#### [App and web page records]
---*---

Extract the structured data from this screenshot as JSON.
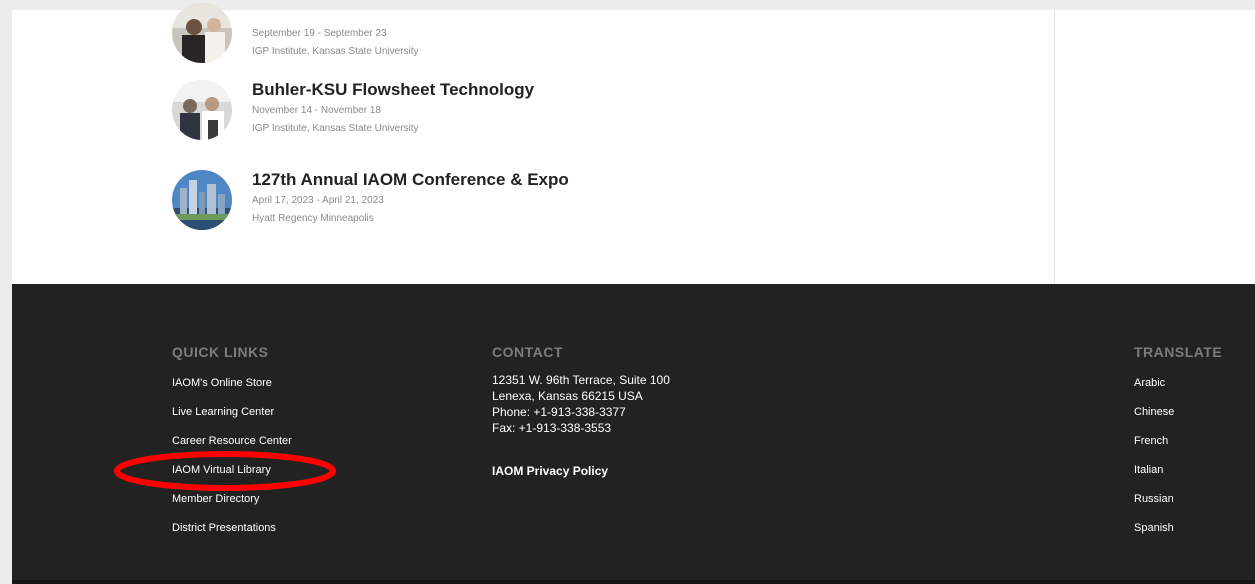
{
  "events": [
    {
      "title": "",
      "date": "September 19 - September 23",
      "venue": "IGP Institute, Kansas State University",
      "image_icon": "event-photo-people"
    },
    {
      "title": "Buhler-KSU Flowsheet Technology",
      "date": "November 14 - November 18",
      "venue": "IGP Institute, Kansas State University",
      "image_icon": "event-photo-people"
    },
    {
      "title": "127th Annual IAOM Conference & Expo",
      "date": "April 17, 2023 - April 21, 2023",
      "venue": "Hyatt Regency Minneapolis",
      "image_icon": "event-photo-city"
    }
  ],
  "footer": {
    "quick_links": {
      "heading": "QUICK LINKS",
      "items": [
        "IAOM's Online Store",
        "Live Learning Center",
        "Career Resource Center",
        "IAOM Virtual Library",
        "Member Directory",
        "District Presentations"
      ]
    },
    "contact": {
      "heading": "CONTACT",
      "address_line1": "12351 W. 96th Terrace, Suite 100",
      "address_line2": "Lenexa, Kansas 66215 USA",
      "phone": "Phone: +1-913-338-3377",
      "fax": "Fax: +1-913-338-3553",
      "privacy_policy": "IAOM Privacy Policy"
    },
    "translate": {
      "heading": "TRANSLATE",
      "languages": [
        "Arabic",
        "Chinese",
        "French",
        "Italian",
        "Russian",
        "Spanish"
      ]
    }
  },
  "colors": {
    "footer_bg": "#222222",
    "highlight": "#ff0000"
  }
}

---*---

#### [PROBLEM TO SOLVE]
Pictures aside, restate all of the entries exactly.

#### [ANSWER TO THIS TASK]
Extract the structured data from this screenshot as JSON.
{
  "events": [
    {
      "title": "",
      "date": "September 19 - September 23",
      "venue": "IGP Institute, Kansas State University",
      "image_icon": "event-photo-people"
    },
    {
      "title": "Buhler-KSU Flowsheet Technology",
      "date": "November 14 - November 18",
      "venue": "IGP Institute, Kansas State University",
      "image_icon": "event-photo-people"
    },
    {
      "title": "127th Annual IAOM Conference & Expo",
      "date": "April 17, 2023 - April 21, 2023",
      "venue": "Hyatt Regency Minneapolis",
      "image_icon": "event-photo-city"
    }
  ],
  "footer": {
    "quick_links": {
      "heading": "QUICK LINKS",
      "items": [
        "IAOM's Online Store",
        "Live Learning Center",
        "Career Resource Center",
        "IAOM Virtual Library",
        "Member Directory",
        "District Presentations"
      ]
    },
    "contact": {
      "heading": "CONTACT",
      "address_line1": "12351 W. 96th Terrace, Suite 100",
      "address_line2": "Lenexa, Kansas 66215 USA",
      "phone": "Phone: +1-913-338-3377",
      "fax": "Fax: +1-913-338-3553",
      "privacy_policy": "IAOM Privacy Policy"
    },
    "translate": {
      "heading": "TRANSLATE",
      "languages": [
        "Arabic",
        "Chinese",
        "French",
        "Italian",
        "Russian",
        "Spanish"
      ]
    }
  },
  "colors": {
    "footer_bg": "#222222",
    "highlight": "#ff0000"
  }
}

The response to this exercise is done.